What to work on: Although the entries contain pictures, only their words should be duplicated exactly.

============

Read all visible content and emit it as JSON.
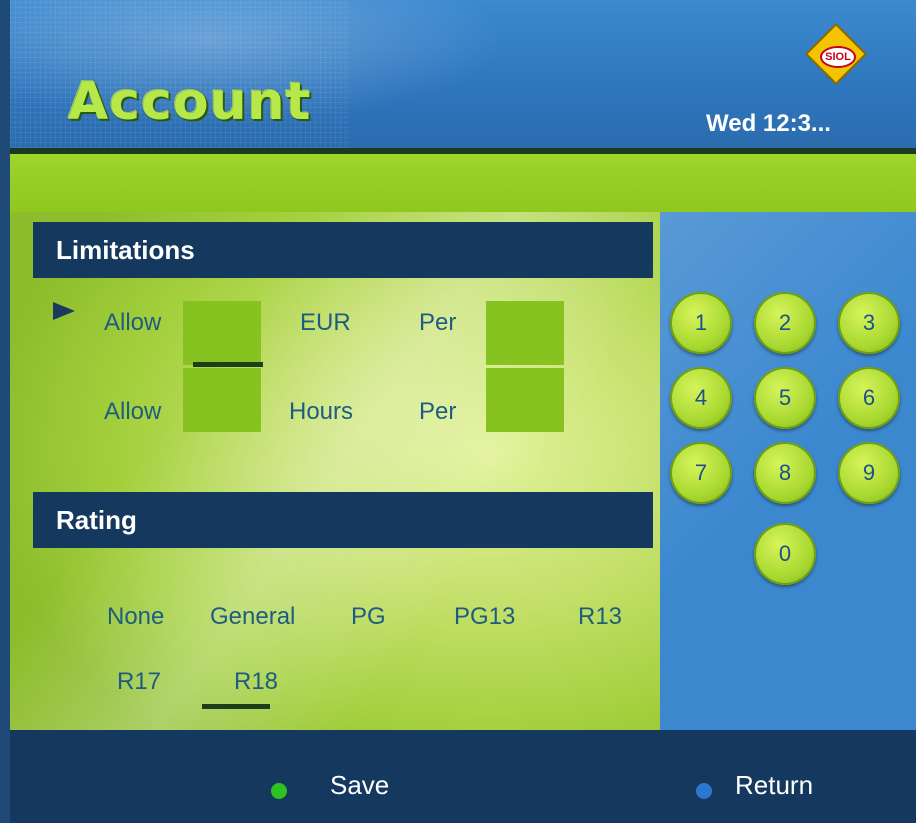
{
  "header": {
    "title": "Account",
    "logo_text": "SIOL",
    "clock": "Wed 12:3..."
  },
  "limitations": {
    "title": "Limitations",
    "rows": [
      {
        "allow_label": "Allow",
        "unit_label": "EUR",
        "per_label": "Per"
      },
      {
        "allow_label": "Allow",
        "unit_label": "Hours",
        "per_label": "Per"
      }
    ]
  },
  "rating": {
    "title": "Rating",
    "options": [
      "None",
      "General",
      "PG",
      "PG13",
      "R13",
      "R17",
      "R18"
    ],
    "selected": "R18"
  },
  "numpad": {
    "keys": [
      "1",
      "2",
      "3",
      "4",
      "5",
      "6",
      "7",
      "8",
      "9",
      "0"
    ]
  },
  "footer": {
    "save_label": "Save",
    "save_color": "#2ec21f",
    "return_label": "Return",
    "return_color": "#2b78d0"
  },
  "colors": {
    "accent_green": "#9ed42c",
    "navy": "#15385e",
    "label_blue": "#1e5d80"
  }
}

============

Response:
Read all visible content and emit it as JSON.
{
  "header": {
    "title": "Account",
    "logo_text": "SIOL",
    "clock": "Wed 12:3..."
  },
  "limitations": {
    "title": "Limitations",
    "rows": [
      {
        "allow_label": "Allow",
        "unit_label": "EUR",
        "per_label": "Per"
      },
      {
        "allow_label": "Allow",
        "unit_label": "Hours",
        "per_label": "Per"
      }
    ]
  },
  "rating": {
    "title": "Rating",
    "options": [
      "None",
      "General",
      "PG",
      "PG13",
      "R13",
      "R17",
      "R18"
    ],
    "selected": "R18"
  },
  "numpad": {
    "keys": [
      "1",
      "2",
      "3",
      "4",
      "5",
      "6",
      "7",
      "8",
      "9",
      "0"
    ]
  },
  "footer": {
    "save_label": "Save",
    "save_color": "#2ec21f",
    "return_label": "Return",
    "return_color": "#2b78d0"
  },
  "colors": {
    "accent_green": "#9ed42c",
    "navy": "#15385e",
    "label_blue": "#1e5d80"
  }
}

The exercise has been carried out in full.